Element data from apps and pages:
◆ ◆ ◆ ◆ ◆
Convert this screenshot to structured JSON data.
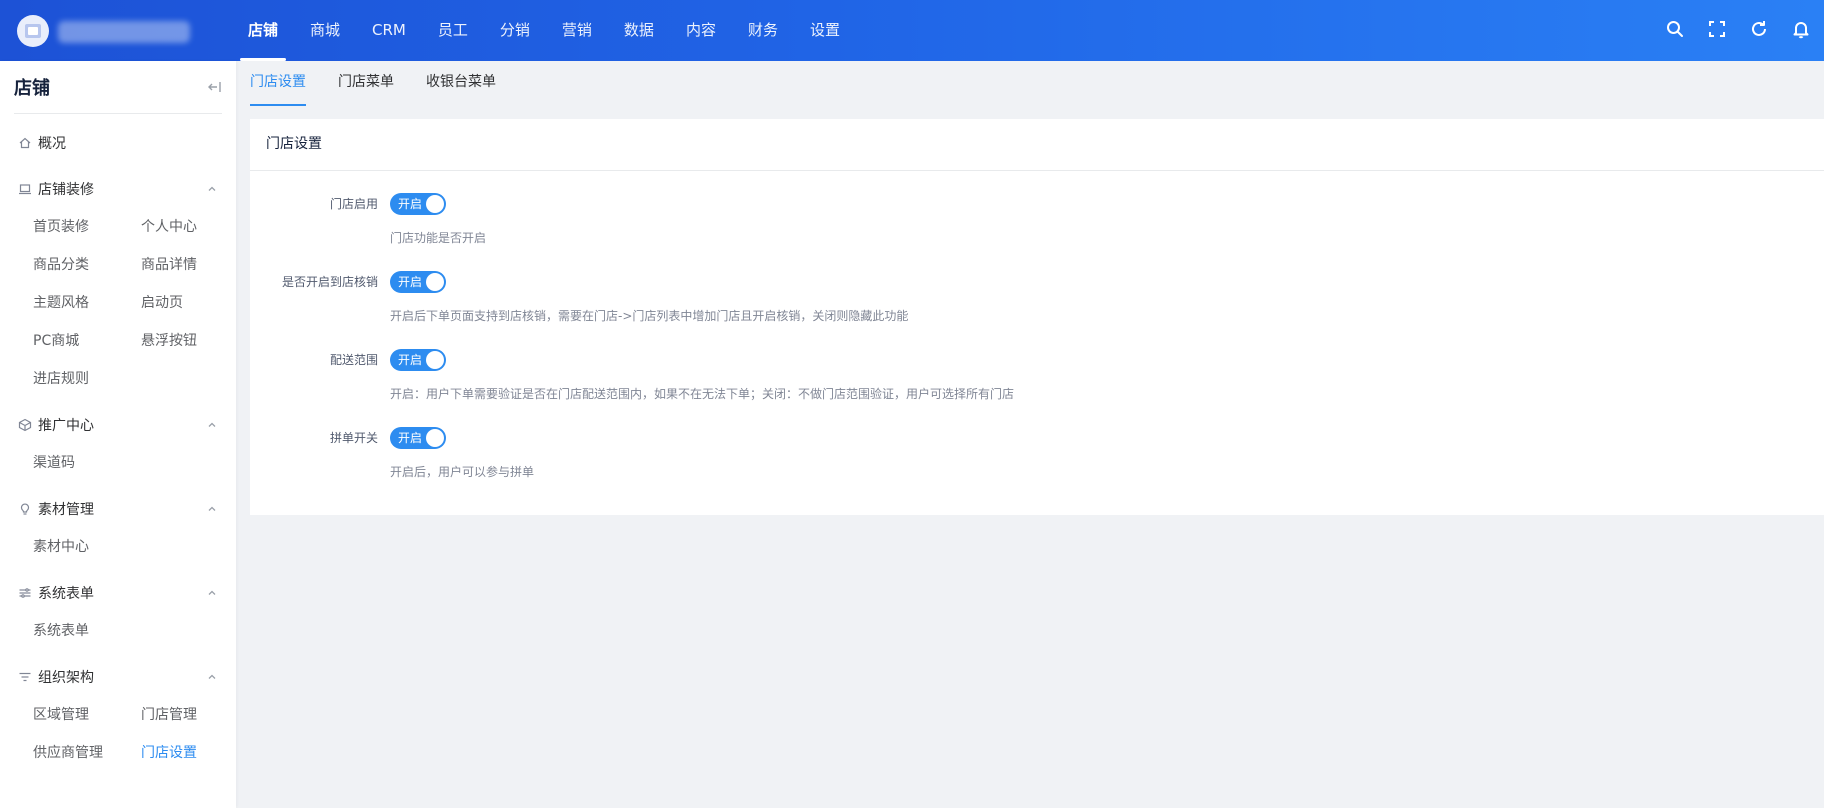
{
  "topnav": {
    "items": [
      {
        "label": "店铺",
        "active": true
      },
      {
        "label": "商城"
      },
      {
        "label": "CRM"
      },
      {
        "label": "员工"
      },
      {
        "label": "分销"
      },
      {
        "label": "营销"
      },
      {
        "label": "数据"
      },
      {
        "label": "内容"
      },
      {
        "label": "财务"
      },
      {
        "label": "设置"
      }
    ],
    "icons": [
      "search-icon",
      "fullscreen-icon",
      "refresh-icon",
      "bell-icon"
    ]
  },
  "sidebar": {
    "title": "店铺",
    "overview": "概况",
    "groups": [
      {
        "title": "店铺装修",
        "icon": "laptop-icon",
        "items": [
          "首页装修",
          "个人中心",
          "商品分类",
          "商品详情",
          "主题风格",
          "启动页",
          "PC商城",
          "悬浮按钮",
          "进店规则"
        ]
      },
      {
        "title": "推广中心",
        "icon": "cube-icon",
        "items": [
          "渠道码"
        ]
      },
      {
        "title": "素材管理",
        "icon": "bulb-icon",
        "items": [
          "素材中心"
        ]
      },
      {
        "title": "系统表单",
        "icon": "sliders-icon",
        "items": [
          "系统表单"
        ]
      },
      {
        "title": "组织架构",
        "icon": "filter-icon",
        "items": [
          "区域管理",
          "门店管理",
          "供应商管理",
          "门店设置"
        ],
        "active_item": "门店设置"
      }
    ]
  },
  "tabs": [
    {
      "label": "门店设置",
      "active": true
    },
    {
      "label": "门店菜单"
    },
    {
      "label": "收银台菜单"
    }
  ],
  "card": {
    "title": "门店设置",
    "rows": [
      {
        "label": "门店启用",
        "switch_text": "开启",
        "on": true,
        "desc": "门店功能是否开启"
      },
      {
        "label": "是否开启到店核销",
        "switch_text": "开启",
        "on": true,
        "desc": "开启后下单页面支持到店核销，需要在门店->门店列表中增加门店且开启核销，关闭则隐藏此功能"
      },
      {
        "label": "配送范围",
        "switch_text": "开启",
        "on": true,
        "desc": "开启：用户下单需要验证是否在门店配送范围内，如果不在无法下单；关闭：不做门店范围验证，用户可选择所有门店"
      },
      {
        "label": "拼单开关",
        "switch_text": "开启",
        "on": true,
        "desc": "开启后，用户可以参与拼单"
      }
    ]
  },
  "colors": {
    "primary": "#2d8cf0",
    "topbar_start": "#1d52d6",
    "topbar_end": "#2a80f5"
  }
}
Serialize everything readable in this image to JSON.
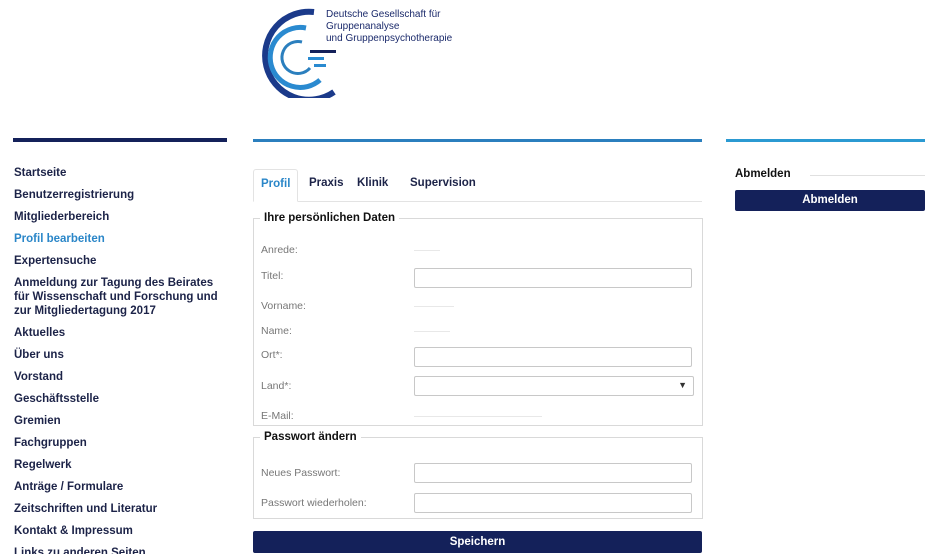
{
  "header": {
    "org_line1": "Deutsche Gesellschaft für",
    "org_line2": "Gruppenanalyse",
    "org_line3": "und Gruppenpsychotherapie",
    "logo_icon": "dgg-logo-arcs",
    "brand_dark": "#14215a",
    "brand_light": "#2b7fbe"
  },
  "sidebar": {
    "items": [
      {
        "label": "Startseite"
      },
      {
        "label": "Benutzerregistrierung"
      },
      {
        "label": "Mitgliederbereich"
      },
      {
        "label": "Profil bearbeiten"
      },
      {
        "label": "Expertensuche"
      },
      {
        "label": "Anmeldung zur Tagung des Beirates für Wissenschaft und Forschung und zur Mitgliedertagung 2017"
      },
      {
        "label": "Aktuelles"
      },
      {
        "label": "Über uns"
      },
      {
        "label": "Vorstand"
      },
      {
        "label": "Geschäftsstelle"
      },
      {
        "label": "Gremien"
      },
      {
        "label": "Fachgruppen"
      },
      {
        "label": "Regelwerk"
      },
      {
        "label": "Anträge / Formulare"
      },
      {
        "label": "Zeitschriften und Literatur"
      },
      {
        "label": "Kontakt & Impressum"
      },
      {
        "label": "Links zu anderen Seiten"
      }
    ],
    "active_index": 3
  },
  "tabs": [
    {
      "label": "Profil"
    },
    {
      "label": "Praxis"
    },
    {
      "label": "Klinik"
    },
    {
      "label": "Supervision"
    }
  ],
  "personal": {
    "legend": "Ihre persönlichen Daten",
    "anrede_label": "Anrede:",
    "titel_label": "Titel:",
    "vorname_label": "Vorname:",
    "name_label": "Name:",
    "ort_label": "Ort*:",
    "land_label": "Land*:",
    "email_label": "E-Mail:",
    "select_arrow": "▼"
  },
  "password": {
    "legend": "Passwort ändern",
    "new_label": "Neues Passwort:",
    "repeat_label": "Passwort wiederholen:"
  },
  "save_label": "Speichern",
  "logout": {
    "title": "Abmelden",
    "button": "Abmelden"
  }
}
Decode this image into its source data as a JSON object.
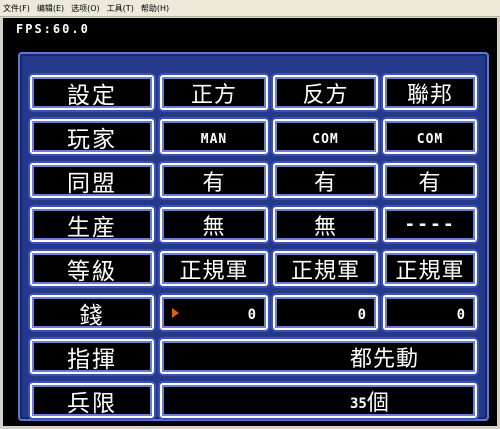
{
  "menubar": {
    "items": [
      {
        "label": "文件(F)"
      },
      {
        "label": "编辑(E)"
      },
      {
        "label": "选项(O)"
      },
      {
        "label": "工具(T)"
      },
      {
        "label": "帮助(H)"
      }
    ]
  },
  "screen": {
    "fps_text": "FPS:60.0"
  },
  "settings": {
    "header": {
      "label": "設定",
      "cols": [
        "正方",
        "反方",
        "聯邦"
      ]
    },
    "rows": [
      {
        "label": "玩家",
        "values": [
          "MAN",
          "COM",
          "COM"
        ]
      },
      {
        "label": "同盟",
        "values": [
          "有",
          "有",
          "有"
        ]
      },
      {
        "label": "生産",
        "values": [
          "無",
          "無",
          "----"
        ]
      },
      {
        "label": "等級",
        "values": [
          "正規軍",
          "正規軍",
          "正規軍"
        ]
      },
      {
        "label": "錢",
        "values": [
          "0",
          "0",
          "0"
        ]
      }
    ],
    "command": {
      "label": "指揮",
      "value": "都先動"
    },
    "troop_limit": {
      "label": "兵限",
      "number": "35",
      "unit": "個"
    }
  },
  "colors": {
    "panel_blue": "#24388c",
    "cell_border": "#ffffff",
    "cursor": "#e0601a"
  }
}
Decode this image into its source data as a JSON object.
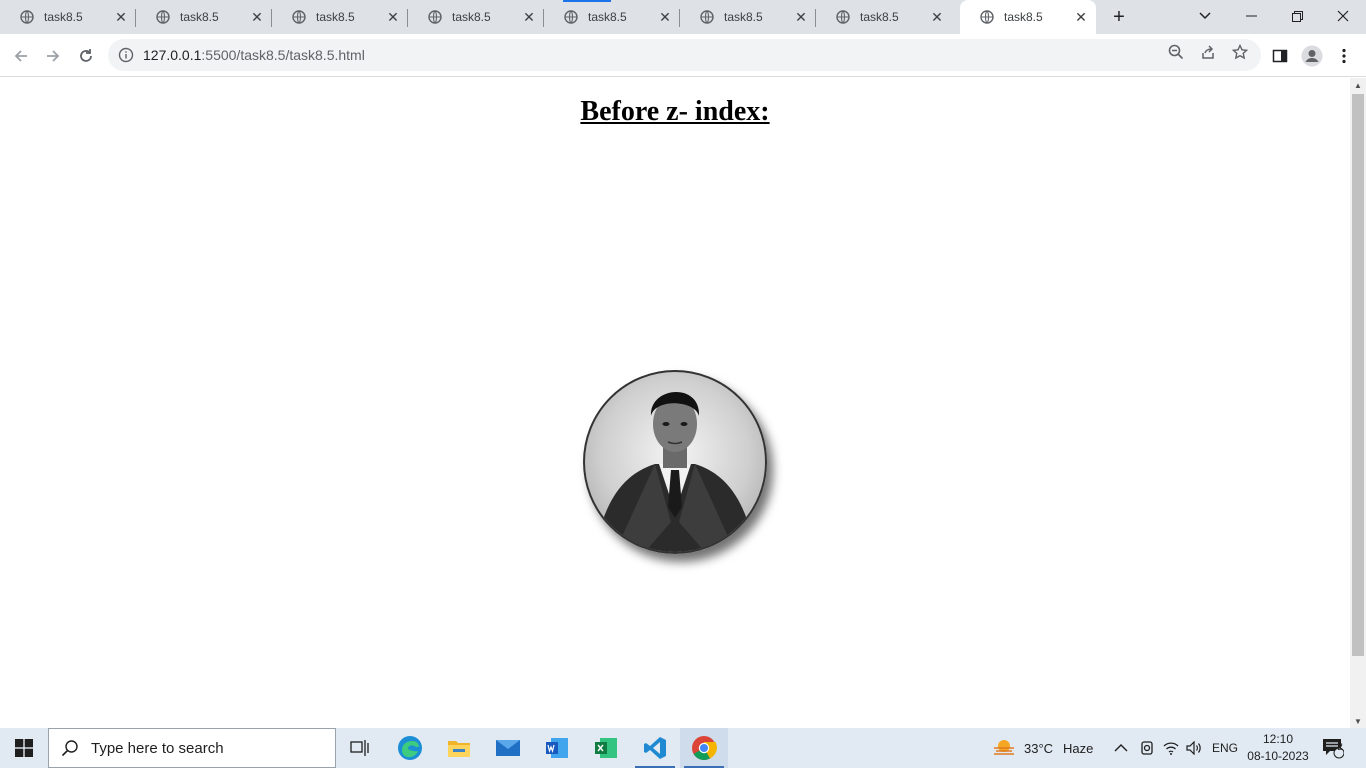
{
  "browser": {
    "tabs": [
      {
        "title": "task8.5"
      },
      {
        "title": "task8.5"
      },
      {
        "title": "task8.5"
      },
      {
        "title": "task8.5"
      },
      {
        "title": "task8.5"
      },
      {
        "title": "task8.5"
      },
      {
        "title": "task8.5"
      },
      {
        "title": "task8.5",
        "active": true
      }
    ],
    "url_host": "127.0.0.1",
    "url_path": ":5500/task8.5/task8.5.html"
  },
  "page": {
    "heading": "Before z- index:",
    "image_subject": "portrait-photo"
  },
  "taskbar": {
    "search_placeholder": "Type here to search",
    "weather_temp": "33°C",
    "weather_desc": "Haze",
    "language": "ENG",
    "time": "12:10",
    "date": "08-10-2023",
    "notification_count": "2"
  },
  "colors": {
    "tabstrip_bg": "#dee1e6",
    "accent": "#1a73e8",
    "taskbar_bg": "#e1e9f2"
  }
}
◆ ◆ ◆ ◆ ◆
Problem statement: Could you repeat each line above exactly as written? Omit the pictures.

Exercise result:
Convert this screenshot to structured JSON data.
{
  "topnav": {
    "items": [
      {
        "label": "店铺",
        "active": true
      },
      {
        "label": "商城"
      },
      {
        "label": "CRM"
      },
      {
        "label": "员工"
      },
      {
        "label": "分销"
      },
      {
        "label": "营销"
      },
      {
        "label": "数据"
      },
      {
        "label": "内容"
      },
      {
        "label": "财务"
      },
      {
        "label": "设置"
      }
    ],
    "icons": [
      "search-icon",
      "fullscreen-icon",
      "refresh-icon",
      "bell-icon"
    ]
  },
  "sidebar": {
    "title": "店铺",
    "overview": "概况",
    "groups": [
      {
        "title": "店铺装修",
        "icon": "laptop-icon",
        "items": [
          "首页装修",
          "个人中心",
          "商品分类",
          "商品详情",
          "主题风格",
          "启动页",
          "PC商城",
          "悬浮按钮",
          "进店规则"
        ]
      },
      {
        "title": "推广中心",
        "icon": "cube-icon",
        "items": [
          "渠道码"
        ]
      },
      {
        "title": "素材管理",
        "icon": "bulb-icon",
        "items": [
          "素材中心"
        ]
      },
      {
        "title": "系统表单",
        "icon": "sliders-icon",
        "items": [
          "系统表单"
        ]
      },
      {
        "title": "组织架构",
        "icon": "filter-icon",
        "items": [
          "区域管理",
          "门店管理",
          "供应商管理",
          "门店设置"
        ],
        "active_item": "门店设置"
      }
    ]
  },
  "tabs": [
    {
      "label": "门店设置",
      "active": true
    },
    {
      "label": "门店菜单"
    },
    {
      "label": "收银台菜单"
    }
  ],
  "card": {
    "title": "门店设置",
    "rows": [
      {
        "label": "门店启用",
        "switch_text": "开启",
        "on": true,
        "desc": "门店功能是否开启"
      },
      {
        "label": "是否开启到店核销",
        "switch_text": "开启",
        "on": true,
        "desc": "开启后下单页面支持到店核销，需要在门店->门店列表中增加门店且开启核销，关闭则隐藏此功能"
      },
      {
        "label": "配送范围",
        "switch_text": "开启",
        "on": true,
        "desc": "开启：用户下单需要验证是否在门店配送范围内，如果不在无法下单；关闭：不做门店范围验证，用户可选择所有门店"
      },
      {
        "label": "拼单开关",
        "switch_text": "开启",
        "on": true,
        "desc": "开启后，用户可以参与拼单"
      }
    ]
  },
  "colors": {
    "primary": "#2d8cf0",
    "topbar_start": "#1d52d6",
    "topbar_end": "#2a80f5"
  }
}
Serialize everything readable in this image to JSON.
{
  "header": {
    "org_line1": "Deutsche Gesellschaft für",
    "org_line2": "Gruppenanalyse",
    "org_line3": "und Gruppenpsychotherapie",
    "logo_icon": "dgg-logo-arcs",
    "brand_dark": "#14215a",
    "brand_light": "#2b7fbe"
  },
  "sidebar": {
    "items": [
      {
        "label": "Startseite"
      },
      {
        "label": "Benutzerregistrierung"
      },
      {
        "label": "Mitgliederbereich"
      },
      {
        "label": "Profil bearbeiten"
      },
      {
        "label": "Expertensuche"
      },
      {
        "label": "Anmeldung zur Tagung des Beirates für Wissenschaft und Forschung und zur Mitgliedertagung 2017"
      },
      {
        "label": "Aktuelles"
      },
      {
        "label": "Über uns"
      },
      {
        "label": "Vorstand"
      },
      {
        "label": "Geschäftsstelle"
      },
      {
        "label": "Gremien"
      },
      {
        "label": "Fachgruppen"
      },
      {
        "label": "Regelwerk"
      },
      {
        "label": "Anträge / Formulare"
      },
      {
        "label": "Zeitschriften und Literatur"
      },
      {
        "label": "Kontakt & Impressum"
      },
      {
        "label": "Links zu anderen Seiten"
      }
    ],
    "active_index": 3
  },
  "tabs": [
    {
      "label": "Profil"
    },
    {
      "label": "Praxis"
    },
    {
      "label": "Klinik"
    },
    {
      "label": "Supervision"
    }
  ],
  "personal": {
    "legend": "Ihre persönlichen Daten",
    "anrede_label": "Anrede:",
    "titel_label": "Titel:",
    "vorname_label": "Vorname:",
    "name_label": "Name:",
    "ort_label": "Ort*:",
    "land_label": "Land*:",
    "email_label": "E-Mail:",
    "select_arrow": "▼"
  },
  "password": {
    "legend": "Passwort ändern",
    "new_label": "Neues Passwort:",
    "repeat_label": "Passwort wiederholen:"
  },
  "save_label": "Speichern",
  "logout": {
    "title": "Abmelden",
    "button": "Abmelden"
  }
}
Decode this image into its source data as a JSON object.
{
  "menubar": {
    "items": [
      {
        "label": "文件(F)"
      },
      {
        "label": "编辑(E)"
      },
      {
        "label": "选项(O)"
      },
      {
        "label": "工具(T)"
      },
      {
        "label": "帮助(H)"
      }
    ]
  },
  "screen": {
    "fps_text": "FPS:60.0"
  },
  "settings": {
    "header": {
      "label": "設定",
      "cols": [
        "正方",
        "反方",
        "聯邦"
      ]
    },
    "rows": [
      {
        "label": "玩家",
        "values": [
          "MAN",
          "COM",
          "COM"
        ]
      },
      {
        "label": "同盟",
        "values": [
          "有",
          "有",
          "有"
        ]
      },
      {
        "label": "生産",
        "values": [
          "無",
          "無",
          "----"
        ]
      },
      {
        "label": "等級",
        "values": [
          "正規軍",
          "正規軍",
          "正規軍"
        ]
      },
      {
        "label": "錢",
        "values": [
          "0",
          "0",
          "0"
        ]
      }
    ],
    "command": {
      "label": "指揮",
      "value": "都先動"
    },
    "troop_limit": {
      "label": "兵限",
      "number": "35",
      "unit": "個"
    }
  },
  "colors": {
    "panel_blue": "#24388c",
    "cell_border": "#ffffff",
    "cursor": "#e0601a"
  }
}
Decode this image into its source data as a JSON object.
{
  "browser": {
    "tabs": [
      {
        "title": "task8.5"
      },
      {
        "title": "task8.5"
      },
      {
        "title": "task8.5"
      },
      {
        "title": "task8.5"
      },
      {
        "title": "task8.5"
      },
      {
        "title": "task8.5"
      },
      {
        "title": "task8.5"
      },
      {
        "title": "task8.5",
        "active": true
      }
    ],
    "url_host": "127.0.0.1",
    "url_path": ":5500/task8.5/task8.5.html"
  },
  "page": {
    "heading": "Before z- index:",
    "image_subject": "portrait-photo"
  },
  "taskbar": {
    "search_placeholder": "Type here to search",
    "weather_temp": "33°C",
    "weather_desc": "Haze",
    "language": "ENG",
    "time": "12:10",
    "date": "08-10-2023",
    "notification_count": "2"
  },
  "colors": {
    "tabstrip_bg": "#dee1e6",
    "accent": "#1a73e8",
    "taskbar_bg": "#e1e9f2"
  }
}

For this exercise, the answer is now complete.